An exact reproduction of the records is required, with all pictures omitted.

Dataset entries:
══════════════════════════════

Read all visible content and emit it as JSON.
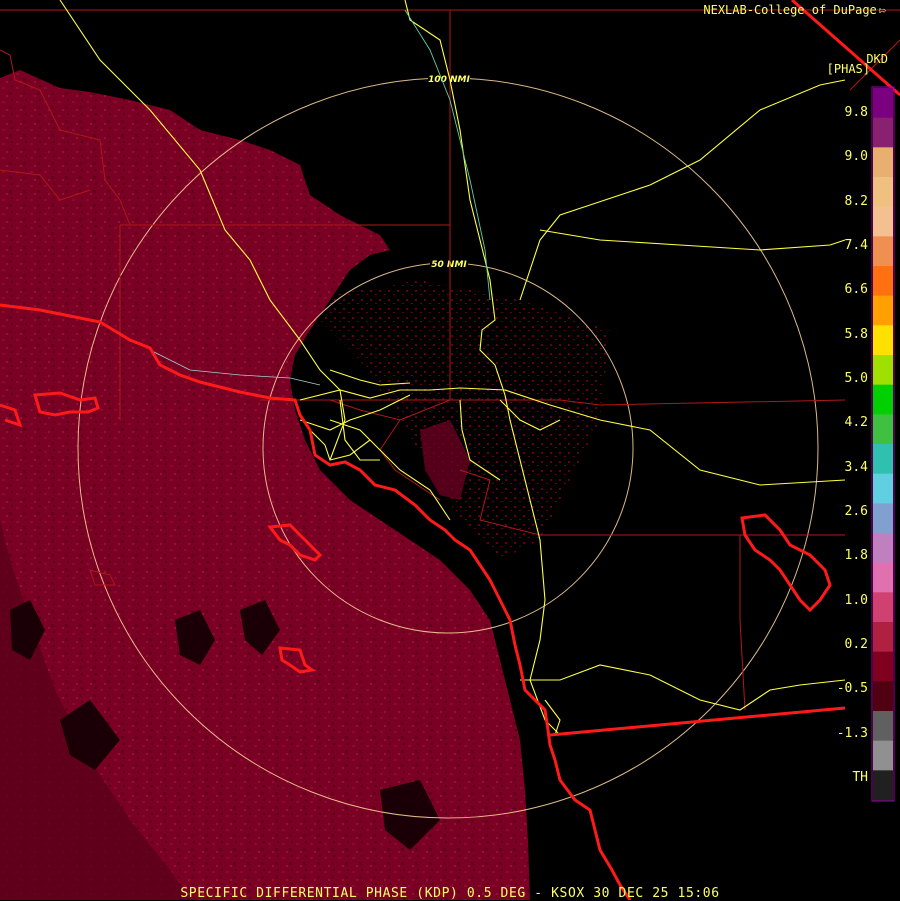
{
  "header": {
    "credit": "NEXLAB-College of DuPage",
    "credit_icon": "corner-arrow-icon",
    "product_code": "DKD",
    "units": "[PHAS]"
  },
  "range_rings": [
    "50 NMI",
    "100 NMI"
  ],
  "colorbar": {
    "labels": [
      "9.8",
      "9.0",
      "8.2",
      "7.4",
      "6.6",
      "5.8",
      "5.0",
      "4.2",
      "3.4",
      "2.6",
      "1.8",
      "1.0",
      "0.2",
      "-0.5",
      "-1.3",
      "TH"
    ],
    "colors": [
      "#7a0080",
      "#8a2070",
      "#e8b070",
      "#f0c080",
      "#f5c090",
      "#f09050",
      "#ff7010",
      "#ffa000",
      "#ffe000",
      "#a0e000",
      "#00d000",
      "#40c040",
      "#30c0b0",
      "#60d0e0",
      "#80a0d0",
      "#c080c0",
      "#e070b0",
      "#d04070",
      "#b02040",
      "#800020",
      "#500010",
      "#606060",
      "#909090",
      "#202020"
    ]
  },
  "footer": "SPECIFIC DIFFERENTIAL PHASE (KDP) 0.5 DEG - KSOX 30 DEC 25 15:06"
}
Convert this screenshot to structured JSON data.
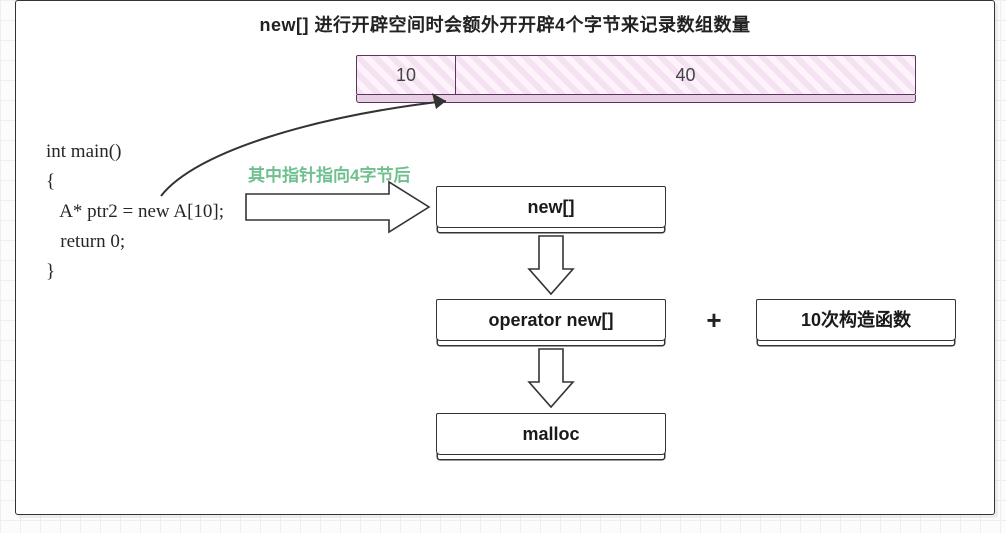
{
  "title_prefix": "new[]",
  "title_text": "进行开辟空间时会额外开开辟4个字节来记录数组数量",
  "memory": {
    "count_cell": "10",
    "data_cell": "40"
  },
  "code": {
    "line1": "int main()",
    "line2": "{",
    "line3": "   A* ptr2 = new A[10];",
    "line4": "   return 0;",
    "line5": "}"
  },
  "annotation_green": "其中指针指向4字节后",
  "flow": {
    "box_new": "new[]",
    "box_opnew": "operator new[]",
    "plus": "+",
    "box_ctor": "10次构造函数",
    "box_malloc": "malloc"
  }
}
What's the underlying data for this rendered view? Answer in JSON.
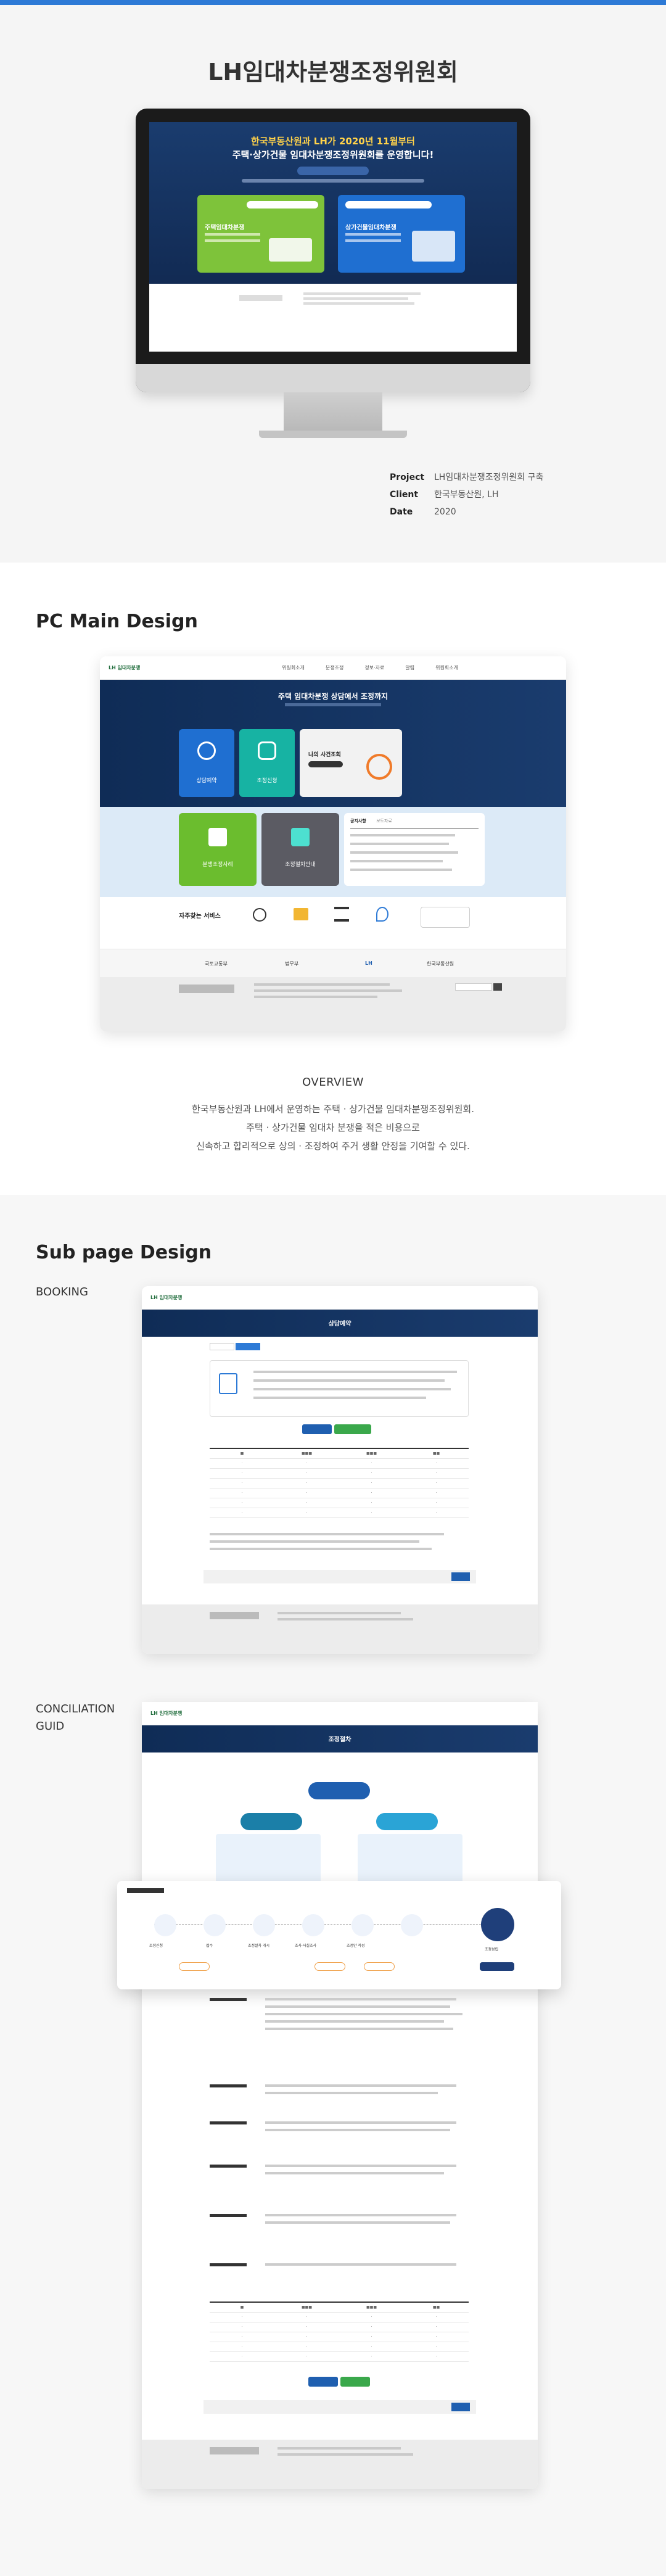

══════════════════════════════

ANSWER FOR THE TASK:
Read all visible content and emit it as JSON.
{
  "header": {
    "credit": "NEXLAB-College of DuPage",
    "credit_icon": "corner-arrow-icon",
    "product_code": "DKD",
    "units": "[PHAS]"
  },
  "range_rings": [
    "50 NMI",
    "100 NMI"
  ],
  "colorbar": {
    "labels": [
      "9.8",
      "9.0",
      "8.2",
      "7.4",
      "6.6",
      "5.8",
      "5.0",
      "4.2",
      "3.4",
      "2.6",
      "1.8",
      "1.0",
      "0.2",
      "-0.5",
      "-1.3",
      "TH"
    ],
    "colors": [
      "#7a0080",
      "#8a2070",
      "#e8b070",
      "#f0c080",
      "#f5c090",
      "#f09050",
      "#ff7010",
      "#ffa000",
      "#ffe000",
      "#a0e000",
      "#00d000",
      "#40c040",
      "#30c0b0",
      "#60d0e0",
      "#80a0d0",
      "#c080c0",
      "#e070b0",
      "#d04070",
      "#b02040",
      "#800020",
      "#500010",
      "#606060",
      "#909090",
      "#202020"
    ]
  },
  "footer": "SPECIFIC DIFFERENTIAL PHASE (KDP) 0.5 DEG - KSOX 30 DEC 25 15:06"
}
Convert this screenshot to structured JSON data.
{
  "title_prefix": "new[]",
  "title_text": "进行开辟空间时会额外开开辟4个字节来记录数组数量",
  "memory": {
    "count_cell": "10",
    "data_cell": "40"
  },
  "code": {
    "line1": "int main()",
    "line2": "{",
    "line3": "   A* ptr2 = new A[10];",
    "line4": "   return 0;",
    "line5": "}"
  },
  "annotation_green": "其中指针指向4字节后",
  "flow": {
    "box_new": "new[]",
    "box_opnew": "operator new[]",
    "plus": "+",
    "box_ctor": "10次构造函数",
    "box_malloc": "malloc"
  }
}
What's the underlying data for this rendered view? Answer in JSON.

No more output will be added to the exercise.